Argentina's decision not to join BRICS perplexing: former ambassador
Published: Jan 05, 2024 10:11 PM
Argentine Ambassador to China Sabino Vaca Narvaja Photo: Courtesy of Argentine Embassy in Beijing

Former Argentine Ambassador to China Sabino Vaca Narvaja File Photo: Courtesy of Argentine Embassy in Beijing

"The new government, with a clear bias and ideological perspective, will cause serious harm to Argentina's economy," said former Argentine ambassador to China Sabino Vaca Narvaja in an exclusive interview with the Global Times on Thursday.

He criticized the decision of Javier Milei, Argentina's newly elected president, not to join the BRICS (Brazil, Russia, India, China, and South Africa) framework and emphasized the importance of the New Development Bank established by BRICS countries for Argentina in building a new financial system based on production and development. He found the Milei government's decision "puzzling." In addition, this decision also offends important partner countries that strongly supported Argentina's BRICS membership, damaging Argentina's national interests, he said.

In August 2023, the BRICS summit in South Africa undertook a historic expansion, welcoming six new members: Saudi Arabia, Iran, the United Arab Emirates, Ethiopia, Egypt, and Argentina. The membership was originally scheduled to take effect from January 1, 2024.

However, on December 30, 2023, Milei announced that Argentina would not join the BRICS.

According to media reports, Milei has sent a letter to the leaders of the BRICS nations, stating that the current timing for Argentina to join the organization is "inappropriate." Analysts said that the purpose behind the Milei's government's decision is to seek financing from the US through the IMF or private investors.

Milei's decision came at a time when Argentina is facing a deepening economic crisis, and it has sparked criticism from numerous professionals in economic and diplomatic sectors within Argentina. Narvaja is among the critics.

Narvaja served as Argentine ambassador to China during the presidency of Alberto Fernandez, a left-leaning government that actively sought membership of the BRICS for Argentina. The Fernandez government believed that joining the BRICS would present a significant opportunity for Argentina to enter emerging markets.

Narvaja told the Global Times that if Argentina could join the expanded BRICS, it would boost the country's economic development.

He emphasized that many economies within the BRICS and Argentina have highly complementary economic structures. Moreover, the combined economic scale of the BRICS is surpassing that of the G7, with more than 50 countries worldwide expressing willingness to join the bloc, which is led by emerging economies.

Narvaja said that in the past few years, the BRICS nations have played a crucial coordinating role during times of crisis. This includes providing supplies and vaccines to other countries and offering loans to emerging economies through the New Development Bank. With the expanded membership, the BRICS will encompass 45 percent of the world's population, and over 80 percent of new consumers will originate from these countries.

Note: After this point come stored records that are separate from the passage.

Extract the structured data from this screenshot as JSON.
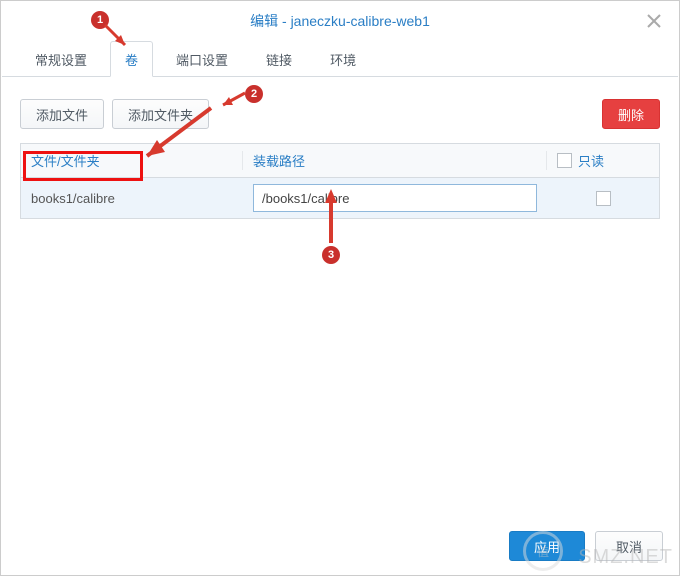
{
  "title": "编辑 - janeczku-calibre-web1",
  "tabs": [
    "常规设置",
    "卷",
    "端口设置",
    "链接",
    "环境"
  ],
  "active_tab": 1,
  "buttons": {
    "add_file": "添加文件",
    "add_folder": "添加文件夹",
    "delete": "删除",
    "apply": "应用",
    "cancel": "取消"
  },
  "headers": {
    "col1": "文件/文件夹",
    "col2": "装载路径",
    "col3": "只读"
  },
  "row": {
    "file": "books1/calibre",
    "mount": "/books1/calibre"
  },
  "watermark": "SMZ.NET"
}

Meanwhile, the BRICS nations possess abundant natural resources, including oil, gas, and strategic minerals, contributing around 44 percent of global crude oil production. All these factors are highly significant for Argentina's economic prospects, he said.

"The New Development Bank is crucial for Argentina in building a new financial system based on production and development. It can provide financial instruments, including counter-cyclical funds and development loans, which could bring many benefits to Argentina. The proposal to conduct investments and trade in local currency will also play a significant role in the global economy," the former Argentine diplomat told the Global Times. He noted that Argentina requires substantial infrastructure investment and needs to increase exports and foreign exchange income, so the new government's decision to reject joining the BRICS framework is truly perplexing.

At a time when Argentina needs foreign exchange to meet debt obligations and investment to enhance its potential export capacity, this move is truly astonishing, Narvaja said. "This harms our country's interests," he added.

"Many of our production sectors and local economies are heavily reliant on trade with China. China is also a major investor and lender for Argentina's infrastructure," he emphasized.

Moreover, apart from the economic aspect, China and Argentina mutually support each other on many crucial political issues, he noted.

China is currently Argentina's second-largest trading partner, the primary market for agricultural product exports, and the third-largest source of investment. Bilateral trade between China and Argentina reached approximately $25.5 billion last year, and despite adverse conditions such as the COVID-19 pandemic, bilateral trade has defied the odds and increased by 54.7 percent over the past six years. In 2022, the Fernandez administration officially joined the Belt and Road Initiative (BRI), and in 2023, it signed a cooperation plan with China under the framework of the BRI. Analysts widely believe that Argentina's collaboration with China contributes to the upgrading of its infrastructure and facilitates the repayment of debts to the IMF.